(ABOUT THIS TASK): Where the word "true" appears in a line below, copy the whole line.

:: DATA PROVIDED ::

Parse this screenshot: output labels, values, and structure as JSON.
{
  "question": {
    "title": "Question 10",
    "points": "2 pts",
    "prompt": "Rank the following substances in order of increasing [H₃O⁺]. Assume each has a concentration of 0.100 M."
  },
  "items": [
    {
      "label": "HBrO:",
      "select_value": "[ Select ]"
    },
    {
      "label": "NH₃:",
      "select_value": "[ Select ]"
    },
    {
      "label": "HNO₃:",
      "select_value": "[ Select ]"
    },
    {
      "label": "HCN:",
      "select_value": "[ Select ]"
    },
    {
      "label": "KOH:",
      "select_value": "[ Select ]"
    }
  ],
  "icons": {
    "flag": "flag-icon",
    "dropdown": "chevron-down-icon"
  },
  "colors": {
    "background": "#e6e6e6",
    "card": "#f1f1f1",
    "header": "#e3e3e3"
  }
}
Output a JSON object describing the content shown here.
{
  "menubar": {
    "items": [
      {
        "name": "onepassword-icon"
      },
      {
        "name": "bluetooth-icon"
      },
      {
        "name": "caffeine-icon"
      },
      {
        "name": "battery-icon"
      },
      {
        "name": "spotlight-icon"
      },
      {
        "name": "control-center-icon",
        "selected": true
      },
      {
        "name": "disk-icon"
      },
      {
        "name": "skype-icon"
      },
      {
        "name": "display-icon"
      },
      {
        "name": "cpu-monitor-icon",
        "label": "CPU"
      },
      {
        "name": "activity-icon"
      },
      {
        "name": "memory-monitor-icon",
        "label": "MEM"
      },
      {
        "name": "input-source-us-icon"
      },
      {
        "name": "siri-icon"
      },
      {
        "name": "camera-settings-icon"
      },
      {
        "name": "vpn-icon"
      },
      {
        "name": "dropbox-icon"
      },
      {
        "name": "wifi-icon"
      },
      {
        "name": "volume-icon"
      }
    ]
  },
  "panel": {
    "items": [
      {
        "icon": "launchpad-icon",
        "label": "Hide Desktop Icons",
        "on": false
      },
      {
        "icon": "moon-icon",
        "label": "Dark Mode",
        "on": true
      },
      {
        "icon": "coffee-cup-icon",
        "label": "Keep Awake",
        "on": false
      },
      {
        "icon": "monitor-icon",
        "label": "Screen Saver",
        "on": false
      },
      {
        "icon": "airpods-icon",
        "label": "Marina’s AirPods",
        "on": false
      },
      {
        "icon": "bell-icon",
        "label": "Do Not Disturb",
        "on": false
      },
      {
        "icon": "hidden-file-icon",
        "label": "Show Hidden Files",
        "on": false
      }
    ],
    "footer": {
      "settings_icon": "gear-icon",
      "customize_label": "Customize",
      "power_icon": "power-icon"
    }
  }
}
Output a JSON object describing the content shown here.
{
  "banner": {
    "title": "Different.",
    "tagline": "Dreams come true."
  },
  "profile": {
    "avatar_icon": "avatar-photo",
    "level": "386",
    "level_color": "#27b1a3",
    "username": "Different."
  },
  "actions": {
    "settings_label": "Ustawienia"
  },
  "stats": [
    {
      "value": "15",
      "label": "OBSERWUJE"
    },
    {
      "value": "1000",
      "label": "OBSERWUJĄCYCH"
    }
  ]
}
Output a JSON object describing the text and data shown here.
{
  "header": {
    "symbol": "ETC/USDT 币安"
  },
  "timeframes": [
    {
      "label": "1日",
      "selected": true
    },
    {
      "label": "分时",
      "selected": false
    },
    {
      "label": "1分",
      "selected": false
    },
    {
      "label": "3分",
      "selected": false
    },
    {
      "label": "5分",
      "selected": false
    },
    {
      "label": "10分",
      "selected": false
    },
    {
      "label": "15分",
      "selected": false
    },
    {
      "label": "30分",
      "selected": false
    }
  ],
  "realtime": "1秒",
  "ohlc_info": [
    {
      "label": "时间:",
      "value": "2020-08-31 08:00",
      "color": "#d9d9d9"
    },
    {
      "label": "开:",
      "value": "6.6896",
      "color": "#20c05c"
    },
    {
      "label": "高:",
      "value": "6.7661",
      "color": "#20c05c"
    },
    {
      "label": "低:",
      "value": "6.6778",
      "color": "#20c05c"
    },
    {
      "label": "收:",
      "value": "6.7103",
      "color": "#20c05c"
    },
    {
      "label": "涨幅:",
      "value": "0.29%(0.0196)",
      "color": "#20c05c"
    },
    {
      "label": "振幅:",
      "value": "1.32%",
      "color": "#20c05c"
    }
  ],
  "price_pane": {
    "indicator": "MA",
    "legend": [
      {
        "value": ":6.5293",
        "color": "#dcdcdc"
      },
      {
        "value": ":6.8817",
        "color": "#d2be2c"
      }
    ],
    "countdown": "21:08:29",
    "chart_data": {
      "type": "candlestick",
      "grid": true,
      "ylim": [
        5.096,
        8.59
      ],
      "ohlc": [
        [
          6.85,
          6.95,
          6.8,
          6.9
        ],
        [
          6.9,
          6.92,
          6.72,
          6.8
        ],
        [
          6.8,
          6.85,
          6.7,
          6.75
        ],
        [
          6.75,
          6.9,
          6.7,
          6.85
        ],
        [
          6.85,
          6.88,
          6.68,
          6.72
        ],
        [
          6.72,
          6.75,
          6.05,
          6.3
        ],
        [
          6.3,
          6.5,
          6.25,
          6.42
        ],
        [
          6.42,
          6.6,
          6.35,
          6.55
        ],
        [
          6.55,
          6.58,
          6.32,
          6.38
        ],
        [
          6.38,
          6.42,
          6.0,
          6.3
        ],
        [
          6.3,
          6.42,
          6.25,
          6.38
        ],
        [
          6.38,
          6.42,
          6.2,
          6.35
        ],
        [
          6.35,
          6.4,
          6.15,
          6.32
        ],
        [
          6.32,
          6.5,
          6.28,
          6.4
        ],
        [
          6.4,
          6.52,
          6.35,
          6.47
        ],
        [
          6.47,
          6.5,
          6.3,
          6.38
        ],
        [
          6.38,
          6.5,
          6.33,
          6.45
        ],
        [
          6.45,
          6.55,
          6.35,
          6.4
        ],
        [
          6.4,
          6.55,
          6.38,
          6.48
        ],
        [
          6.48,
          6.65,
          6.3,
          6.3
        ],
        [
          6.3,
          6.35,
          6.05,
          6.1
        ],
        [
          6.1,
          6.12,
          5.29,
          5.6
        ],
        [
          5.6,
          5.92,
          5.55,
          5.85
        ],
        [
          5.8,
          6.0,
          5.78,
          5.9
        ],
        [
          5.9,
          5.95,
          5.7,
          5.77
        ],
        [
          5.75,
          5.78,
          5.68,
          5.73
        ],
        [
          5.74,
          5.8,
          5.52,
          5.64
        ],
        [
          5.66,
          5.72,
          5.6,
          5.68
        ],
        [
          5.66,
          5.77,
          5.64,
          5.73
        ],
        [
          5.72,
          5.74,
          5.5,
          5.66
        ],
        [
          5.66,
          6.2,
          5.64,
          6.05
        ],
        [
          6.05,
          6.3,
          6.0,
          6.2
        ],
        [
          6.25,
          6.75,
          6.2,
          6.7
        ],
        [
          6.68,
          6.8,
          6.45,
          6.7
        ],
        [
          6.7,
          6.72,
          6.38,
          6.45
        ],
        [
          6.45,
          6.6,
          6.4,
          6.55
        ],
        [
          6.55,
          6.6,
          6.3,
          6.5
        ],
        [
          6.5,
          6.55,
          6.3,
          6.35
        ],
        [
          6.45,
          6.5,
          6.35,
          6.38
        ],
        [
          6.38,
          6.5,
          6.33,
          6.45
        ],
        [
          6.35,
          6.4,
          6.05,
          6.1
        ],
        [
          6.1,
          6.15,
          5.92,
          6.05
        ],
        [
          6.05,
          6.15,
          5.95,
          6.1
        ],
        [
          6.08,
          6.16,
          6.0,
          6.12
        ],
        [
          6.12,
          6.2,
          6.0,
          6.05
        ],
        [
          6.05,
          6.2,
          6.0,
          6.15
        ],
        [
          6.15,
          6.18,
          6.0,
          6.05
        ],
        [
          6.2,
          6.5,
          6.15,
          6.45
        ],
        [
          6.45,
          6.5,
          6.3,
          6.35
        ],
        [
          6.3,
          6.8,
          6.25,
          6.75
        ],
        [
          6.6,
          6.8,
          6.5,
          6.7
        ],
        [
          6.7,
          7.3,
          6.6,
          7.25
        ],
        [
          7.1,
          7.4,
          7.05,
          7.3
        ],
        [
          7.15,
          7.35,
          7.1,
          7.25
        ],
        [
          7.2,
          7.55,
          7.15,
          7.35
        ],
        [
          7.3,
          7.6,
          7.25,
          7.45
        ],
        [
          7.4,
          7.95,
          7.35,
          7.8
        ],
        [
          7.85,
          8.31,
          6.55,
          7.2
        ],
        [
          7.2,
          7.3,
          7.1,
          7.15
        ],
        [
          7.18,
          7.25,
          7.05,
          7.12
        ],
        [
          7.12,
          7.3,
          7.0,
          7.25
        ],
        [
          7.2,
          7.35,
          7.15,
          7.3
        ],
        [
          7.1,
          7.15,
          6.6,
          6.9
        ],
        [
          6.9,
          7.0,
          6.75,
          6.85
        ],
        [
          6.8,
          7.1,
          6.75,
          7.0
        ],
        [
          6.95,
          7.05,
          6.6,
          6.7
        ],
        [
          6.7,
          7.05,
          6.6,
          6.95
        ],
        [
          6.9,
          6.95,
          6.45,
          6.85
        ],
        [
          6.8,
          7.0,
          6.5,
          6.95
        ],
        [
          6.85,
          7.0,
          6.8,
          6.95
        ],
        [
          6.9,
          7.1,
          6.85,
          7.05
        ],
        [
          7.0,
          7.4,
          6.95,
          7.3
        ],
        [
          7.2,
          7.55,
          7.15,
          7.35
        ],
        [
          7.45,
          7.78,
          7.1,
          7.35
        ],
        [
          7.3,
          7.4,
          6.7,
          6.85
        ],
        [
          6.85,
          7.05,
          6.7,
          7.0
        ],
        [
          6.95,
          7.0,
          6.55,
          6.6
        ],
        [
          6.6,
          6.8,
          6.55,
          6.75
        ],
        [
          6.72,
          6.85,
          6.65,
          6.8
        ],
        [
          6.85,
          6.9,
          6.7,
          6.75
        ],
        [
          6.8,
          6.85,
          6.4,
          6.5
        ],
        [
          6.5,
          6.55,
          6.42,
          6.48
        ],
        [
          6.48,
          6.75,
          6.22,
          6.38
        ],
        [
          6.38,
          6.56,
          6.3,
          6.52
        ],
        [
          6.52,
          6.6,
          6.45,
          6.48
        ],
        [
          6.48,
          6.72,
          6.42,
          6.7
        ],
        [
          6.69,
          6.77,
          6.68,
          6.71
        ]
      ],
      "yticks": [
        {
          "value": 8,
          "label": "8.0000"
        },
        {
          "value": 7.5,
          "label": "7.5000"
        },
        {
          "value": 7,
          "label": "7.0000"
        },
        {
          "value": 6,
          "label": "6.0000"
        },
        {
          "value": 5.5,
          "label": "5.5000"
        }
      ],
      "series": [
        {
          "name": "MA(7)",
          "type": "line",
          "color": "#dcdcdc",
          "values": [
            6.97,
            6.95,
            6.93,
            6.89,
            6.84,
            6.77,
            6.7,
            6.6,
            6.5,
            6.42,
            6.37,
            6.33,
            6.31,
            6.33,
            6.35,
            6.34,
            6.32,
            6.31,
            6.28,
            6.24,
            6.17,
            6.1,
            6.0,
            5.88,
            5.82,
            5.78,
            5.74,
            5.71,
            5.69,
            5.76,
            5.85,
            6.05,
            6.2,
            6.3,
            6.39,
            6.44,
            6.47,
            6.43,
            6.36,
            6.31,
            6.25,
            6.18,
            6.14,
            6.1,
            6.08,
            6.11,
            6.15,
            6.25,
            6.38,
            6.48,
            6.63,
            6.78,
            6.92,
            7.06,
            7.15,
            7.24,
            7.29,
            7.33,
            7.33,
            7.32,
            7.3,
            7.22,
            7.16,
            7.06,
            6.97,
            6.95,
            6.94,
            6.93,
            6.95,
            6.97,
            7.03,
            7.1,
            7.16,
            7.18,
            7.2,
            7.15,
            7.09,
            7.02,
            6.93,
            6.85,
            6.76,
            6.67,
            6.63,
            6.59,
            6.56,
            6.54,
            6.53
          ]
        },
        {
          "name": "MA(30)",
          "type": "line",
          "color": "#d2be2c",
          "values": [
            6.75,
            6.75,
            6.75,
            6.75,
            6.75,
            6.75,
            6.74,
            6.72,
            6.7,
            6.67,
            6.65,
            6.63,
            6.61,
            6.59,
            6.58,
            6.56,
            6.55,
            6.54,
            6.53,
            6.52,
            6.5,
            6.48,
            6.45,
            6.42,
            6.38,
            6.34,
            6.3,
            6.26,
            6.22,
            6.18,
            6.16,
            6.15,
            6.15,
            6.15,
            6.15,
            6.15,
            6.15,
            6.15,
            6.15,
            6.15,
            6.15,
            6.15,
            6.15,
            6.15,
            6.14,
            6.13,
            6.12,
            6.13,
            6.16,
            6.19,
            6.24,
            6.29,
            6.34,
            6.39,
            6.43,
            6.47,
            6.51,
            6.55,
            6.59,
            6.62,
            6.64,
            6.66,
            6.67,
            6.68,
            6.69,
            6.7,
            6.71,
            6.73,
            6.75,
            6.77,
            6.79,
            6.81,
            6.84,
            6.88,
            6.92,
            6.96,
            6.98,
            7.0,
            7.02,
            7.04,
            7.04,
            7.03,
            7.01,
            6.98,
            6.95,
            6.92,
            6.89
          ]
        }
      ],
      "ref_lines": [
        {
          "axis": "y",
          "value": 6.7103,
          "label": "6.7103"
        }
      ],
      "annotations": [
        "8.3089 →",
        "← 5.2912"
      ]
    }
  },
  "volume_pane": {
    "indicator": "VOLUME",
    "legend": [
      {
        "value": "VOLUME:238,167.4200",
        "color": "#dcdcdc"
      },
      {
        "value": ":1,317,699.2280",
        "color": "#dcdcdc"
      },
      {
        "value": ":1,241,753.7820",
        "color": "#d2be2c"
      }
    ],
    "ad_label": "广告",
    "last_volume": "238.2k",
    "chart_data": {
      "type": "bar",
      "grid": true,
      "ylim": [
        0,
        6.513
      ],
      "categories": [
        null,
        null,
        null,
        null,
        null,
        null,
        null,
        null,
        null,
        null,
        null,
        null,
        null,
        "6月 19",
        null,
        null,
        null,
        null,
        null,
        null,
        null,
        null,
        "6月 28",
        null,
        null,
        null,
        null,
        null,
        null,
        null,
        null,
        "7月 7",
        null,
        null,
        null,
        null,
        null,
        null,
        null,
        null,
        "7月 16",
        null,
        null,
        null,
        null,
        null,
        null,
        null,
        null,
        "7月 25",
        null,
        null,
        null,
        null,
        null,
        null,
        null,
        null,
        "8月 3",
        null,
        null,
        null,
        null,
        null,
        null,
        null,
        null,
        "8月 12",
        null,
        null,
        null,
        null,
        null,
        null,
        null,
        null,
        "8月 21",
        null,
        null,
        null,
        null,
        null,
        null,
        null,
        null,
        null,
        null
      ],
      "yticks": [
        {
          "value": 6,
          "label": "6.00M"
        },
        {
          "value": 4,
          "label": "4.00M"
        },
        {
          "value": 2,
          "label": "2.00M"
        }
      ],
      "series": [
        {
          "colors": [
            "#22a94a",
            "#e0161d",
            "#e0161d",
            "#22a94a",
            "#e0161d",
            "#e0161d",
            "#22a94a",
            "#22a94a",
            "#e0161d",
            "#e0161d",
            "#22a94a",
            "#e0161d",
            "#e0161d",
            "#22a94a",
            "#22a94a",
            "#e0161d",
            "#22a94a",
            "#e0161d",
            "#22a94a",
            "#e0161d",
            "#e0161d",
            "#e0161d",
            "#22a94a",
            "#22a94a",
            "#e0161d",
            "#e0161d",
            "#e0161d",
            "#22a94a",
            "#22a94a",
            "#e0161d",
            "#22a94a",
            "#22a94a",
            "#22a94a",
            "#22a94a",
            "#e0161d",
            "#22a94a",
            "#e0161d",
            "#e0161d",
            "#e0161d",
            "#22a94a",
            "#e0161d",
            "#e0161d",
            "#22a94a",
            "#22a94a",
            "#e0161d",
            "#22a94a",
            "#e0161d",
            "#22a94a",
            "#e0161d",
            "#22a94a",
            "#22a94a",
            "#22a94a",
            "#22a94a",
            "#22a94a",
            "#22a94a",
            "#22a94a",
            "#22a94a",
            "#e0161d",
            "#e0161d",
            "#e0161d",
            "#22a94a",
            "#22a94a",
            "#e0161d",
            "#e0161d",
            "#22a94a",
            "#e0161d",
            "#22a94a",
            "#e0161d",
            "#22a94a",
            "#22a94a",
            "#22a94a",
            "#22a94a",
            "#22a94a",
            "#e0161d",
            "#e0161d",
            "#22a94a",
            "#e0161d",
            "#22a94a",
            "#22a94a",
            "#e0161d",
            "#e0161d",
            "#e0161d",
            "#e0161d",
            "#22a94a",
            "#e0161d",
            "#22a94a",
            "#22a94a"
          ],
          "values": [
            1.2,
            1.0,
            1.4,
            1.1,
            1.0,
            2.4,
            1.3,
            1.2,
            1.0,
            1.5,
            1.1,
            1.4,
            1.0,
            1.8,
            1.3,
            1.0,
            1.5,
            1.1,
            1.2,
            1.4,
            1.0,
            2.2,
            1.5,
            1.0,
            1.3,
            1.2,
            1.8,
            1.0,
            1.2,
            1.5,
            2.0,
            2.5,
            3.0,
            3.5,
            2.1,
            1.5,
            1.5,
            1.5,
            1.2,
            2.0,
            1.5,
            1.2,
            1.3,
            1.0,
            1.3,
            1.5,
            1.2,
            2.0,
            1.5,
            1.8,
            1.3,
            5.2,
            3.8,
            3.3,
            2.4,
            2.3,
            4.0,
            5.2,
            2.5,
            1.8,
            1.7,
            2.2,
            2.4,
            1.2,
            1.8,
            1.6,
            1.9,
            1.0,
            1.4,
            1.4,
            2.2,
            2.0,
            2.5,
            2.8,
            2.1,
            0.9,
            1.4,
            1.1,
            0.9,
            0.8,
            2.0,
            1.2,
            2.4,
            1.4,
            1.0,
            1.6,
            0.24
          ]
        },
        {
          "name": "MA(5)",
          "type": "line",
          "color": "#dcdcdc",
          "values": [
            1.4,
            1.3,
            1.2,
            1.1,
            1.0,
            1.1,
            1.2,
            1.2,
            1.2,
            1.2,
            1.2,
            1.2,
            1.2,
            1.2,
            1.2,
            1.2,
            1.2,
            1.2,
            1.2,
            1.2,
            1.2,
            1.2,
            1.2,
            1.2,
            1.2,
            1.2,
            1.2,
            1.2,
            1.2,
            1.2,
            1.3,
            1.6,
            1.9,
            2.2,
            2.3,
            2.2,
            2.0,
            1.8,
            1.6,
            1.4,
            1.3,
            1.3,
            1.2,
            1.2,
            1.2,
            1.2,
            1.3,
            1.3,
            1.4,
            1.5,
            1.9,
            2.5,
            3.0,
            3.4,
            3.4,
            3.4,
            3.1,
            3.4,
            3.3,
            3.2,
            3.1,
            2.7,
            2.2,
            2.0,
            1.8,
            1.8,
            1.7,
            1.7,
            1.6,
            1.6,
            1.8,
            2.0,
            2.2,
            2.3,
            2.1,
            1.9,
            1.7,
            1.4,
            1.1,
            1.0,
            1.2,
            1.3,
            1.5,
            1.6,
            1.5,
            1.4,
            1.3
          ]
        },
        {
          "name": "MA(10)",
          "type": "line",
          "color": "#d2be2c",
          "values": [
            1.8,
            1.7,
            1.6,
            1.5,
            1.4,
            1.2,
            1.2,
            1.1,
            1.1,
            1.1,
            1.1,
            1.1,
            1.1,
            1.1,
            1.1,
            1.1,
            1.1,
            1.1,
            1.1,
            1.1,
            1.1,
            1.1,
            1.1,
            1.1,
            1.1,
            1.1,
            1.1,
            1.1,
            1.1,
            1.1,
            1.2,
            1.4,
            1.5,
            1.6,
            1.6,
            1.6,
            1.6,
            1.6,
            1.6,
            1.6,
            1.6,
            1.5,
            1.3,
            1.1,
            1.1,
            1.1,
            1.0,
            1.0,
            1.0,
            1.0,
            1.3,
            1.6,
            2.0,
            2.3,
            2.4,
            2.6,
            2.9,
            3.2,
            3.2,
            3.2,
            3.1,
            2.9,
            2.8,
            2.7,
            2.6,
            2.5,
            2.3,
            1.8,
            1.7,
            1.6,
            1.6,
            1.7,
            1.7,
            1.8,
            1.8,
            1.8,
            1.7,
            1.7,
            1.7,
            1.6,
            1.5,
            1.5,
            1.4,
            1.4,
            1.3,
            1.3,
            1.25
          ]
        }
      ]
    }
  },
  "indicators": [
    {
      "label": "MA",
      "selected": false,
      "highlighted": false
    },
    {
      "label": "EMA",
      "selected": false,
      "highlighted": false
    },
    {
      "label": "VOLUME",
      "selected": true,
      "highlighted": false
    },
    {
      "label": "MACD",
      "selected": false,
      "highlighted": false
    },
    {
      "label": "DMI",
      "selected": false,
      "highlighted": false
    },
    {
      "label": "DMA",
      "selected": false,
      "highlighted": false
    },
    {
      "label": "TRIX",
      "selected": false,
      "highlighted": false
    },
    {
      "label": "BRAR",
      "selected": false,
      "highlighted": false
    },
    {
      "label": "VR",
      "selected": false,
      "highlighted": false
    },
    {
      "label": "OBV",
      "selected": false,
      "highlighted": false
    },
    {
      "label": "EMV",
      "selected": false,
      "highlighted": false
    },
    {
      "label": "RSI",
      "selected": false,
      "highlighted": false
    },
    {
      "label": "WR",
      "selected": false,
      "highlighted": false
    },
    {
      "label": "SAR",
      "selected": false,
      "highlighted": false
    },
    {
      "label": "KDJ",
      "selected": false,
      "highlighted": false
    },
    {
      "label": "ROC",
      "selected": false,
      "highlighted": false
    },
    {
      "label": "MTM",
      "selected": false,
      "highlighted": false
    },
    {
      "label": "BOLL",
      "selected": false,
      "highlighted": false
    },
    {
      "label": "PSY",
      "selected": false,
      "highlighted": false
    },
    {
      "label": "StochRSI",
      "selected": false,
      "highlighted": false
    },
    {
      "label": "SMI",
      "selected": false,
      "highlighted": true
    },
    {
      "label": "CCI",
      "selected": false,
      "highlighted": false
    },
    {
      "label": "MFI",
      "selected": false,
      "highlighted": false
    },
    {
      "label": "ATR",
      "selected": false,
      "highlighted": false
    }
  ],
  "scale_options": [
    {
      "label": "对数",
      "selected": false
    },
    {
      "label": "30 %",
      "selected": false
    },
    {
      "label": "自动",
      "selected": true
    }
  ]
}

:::

(RESPONSE TO THIS EXERCISE):
        "selected": true
        "on": true
    "tagline": "Dreams come true."
      "selected": true
      "grid": true,
      "grid": true,
      "selected": true,
      "highlighted": true
      "selected": true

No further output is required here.